• TO DO
Could you filter the material and copy every line where the word "title" occurs?
[DATA TO USE]
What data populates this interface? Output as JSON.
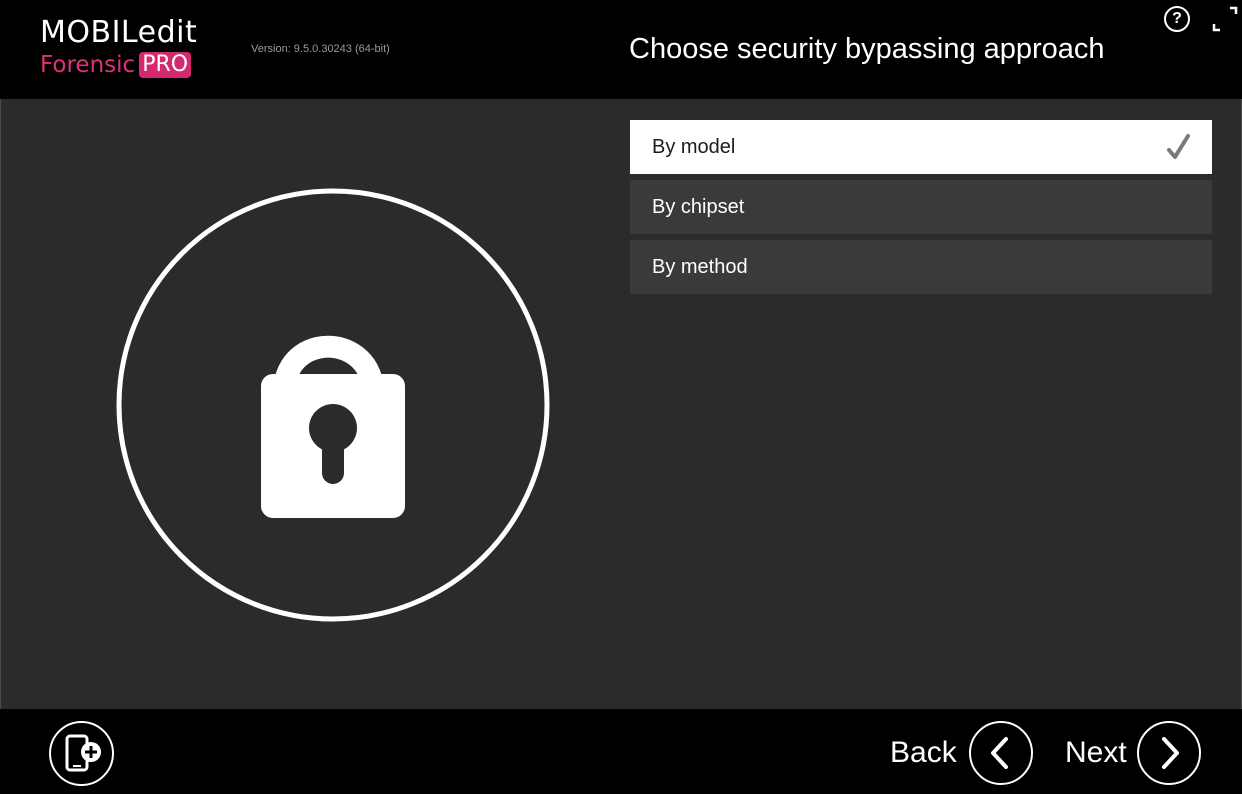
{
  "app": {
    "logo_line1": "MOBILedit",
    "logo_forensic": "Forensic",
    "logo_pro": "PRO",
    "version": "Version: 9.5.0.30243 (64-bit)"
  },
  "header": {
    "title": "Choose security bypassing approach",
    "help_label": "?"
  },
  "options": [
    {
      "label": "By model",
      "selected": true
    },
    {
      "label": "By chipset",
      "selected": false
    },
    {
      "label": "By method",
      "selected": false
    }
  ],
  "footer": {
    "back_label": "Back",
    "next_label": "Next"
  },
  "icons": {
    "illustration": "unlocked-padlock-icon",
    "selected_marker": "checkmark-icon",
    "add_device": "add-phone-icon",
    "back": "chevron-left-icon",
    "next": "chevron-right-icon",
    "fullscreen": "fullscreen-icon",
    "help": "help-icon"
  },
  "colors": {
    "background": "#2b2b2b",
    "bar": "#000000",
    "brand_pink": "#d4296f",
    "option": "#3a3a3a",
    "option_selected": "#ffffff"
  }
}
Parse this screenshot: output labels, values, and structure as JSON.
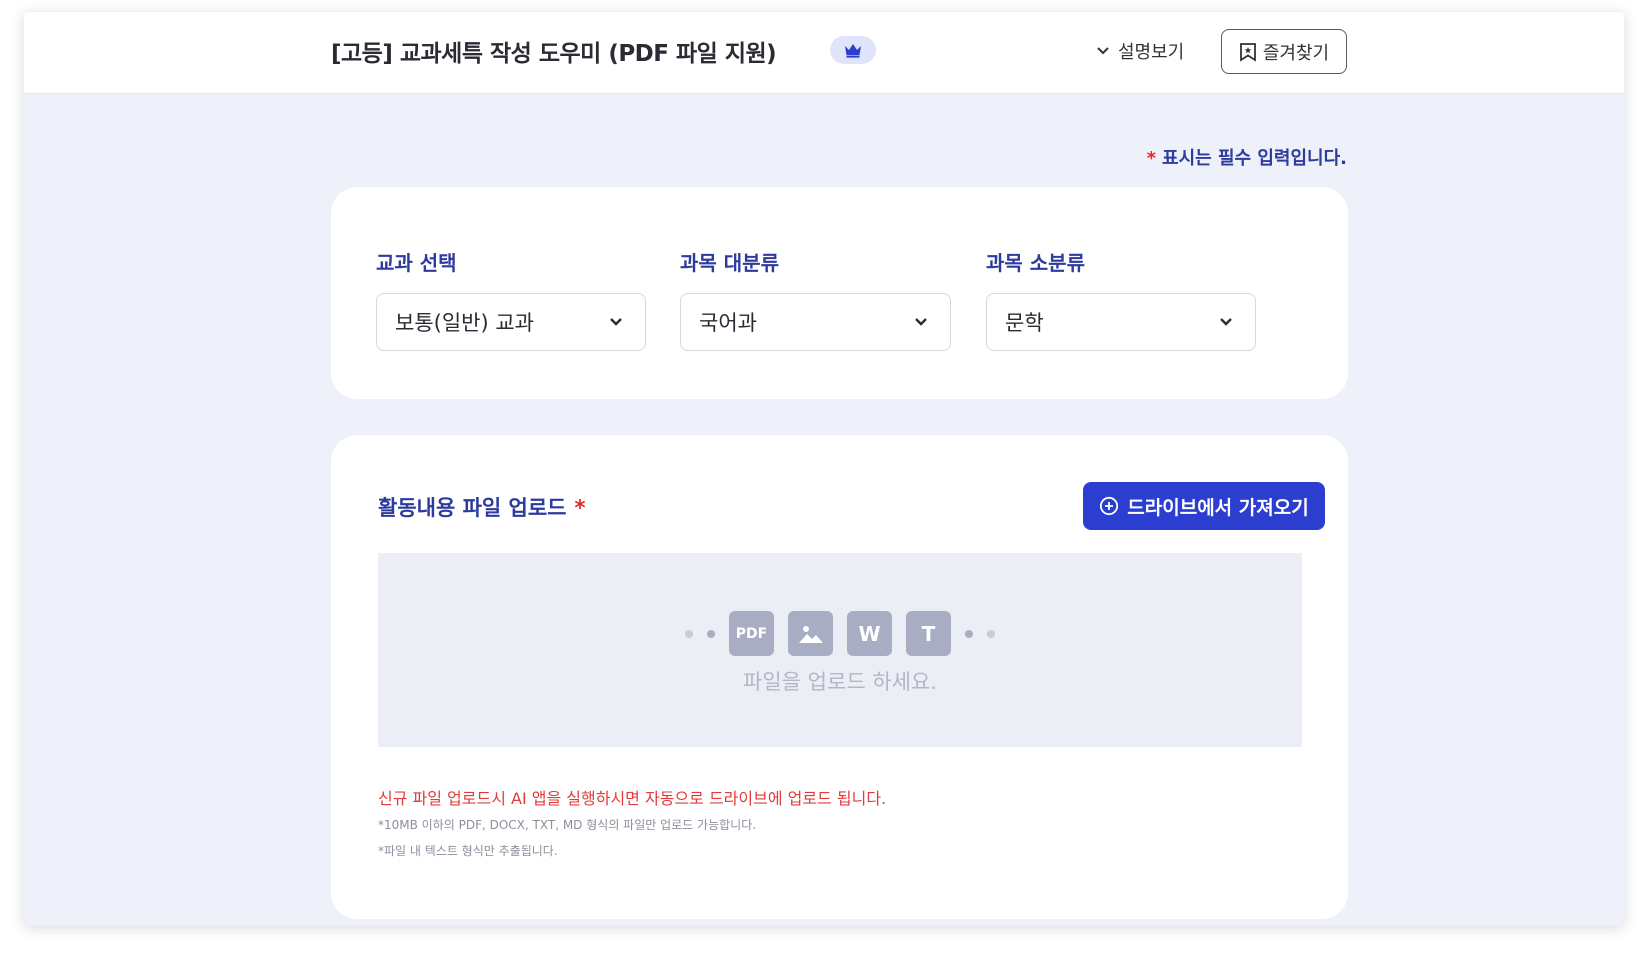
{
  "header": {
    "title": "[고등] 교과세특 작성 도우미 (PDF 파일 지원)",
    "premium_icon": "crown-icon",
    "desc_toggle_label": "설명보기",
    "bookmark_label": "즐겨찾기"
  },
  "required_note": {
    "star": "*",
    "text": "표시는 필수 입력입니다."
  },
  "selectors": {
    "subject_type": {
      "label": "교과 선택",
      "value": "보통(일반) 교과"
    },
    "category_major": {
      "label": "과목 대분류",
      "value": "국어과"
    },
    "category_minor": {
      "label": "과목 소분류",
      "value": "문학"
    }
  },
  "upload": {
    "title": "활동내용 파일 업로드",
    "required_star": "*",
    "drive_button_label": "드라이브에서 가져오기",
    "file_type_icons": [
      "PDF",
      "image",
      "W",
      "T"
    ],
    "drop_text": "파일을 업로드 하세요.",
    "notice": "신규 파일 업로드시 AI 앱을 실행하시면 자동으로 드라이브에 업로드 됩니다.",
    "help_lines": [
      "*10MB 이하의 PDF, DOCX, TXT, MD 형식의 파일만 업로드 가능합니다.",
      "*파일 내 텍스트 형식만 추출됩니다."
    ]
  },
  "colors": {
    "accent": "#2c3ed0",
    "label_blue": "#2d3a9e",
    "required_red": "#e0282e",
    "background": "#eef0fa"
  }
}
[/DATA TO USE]
• TASK OUTPUT
    "title": "Choose security bypassing approach",
    "title": "[고등] 교과세특 작성 도우미 (PDF 파일 지원)",
    "title": "활동내용 파일 업로드",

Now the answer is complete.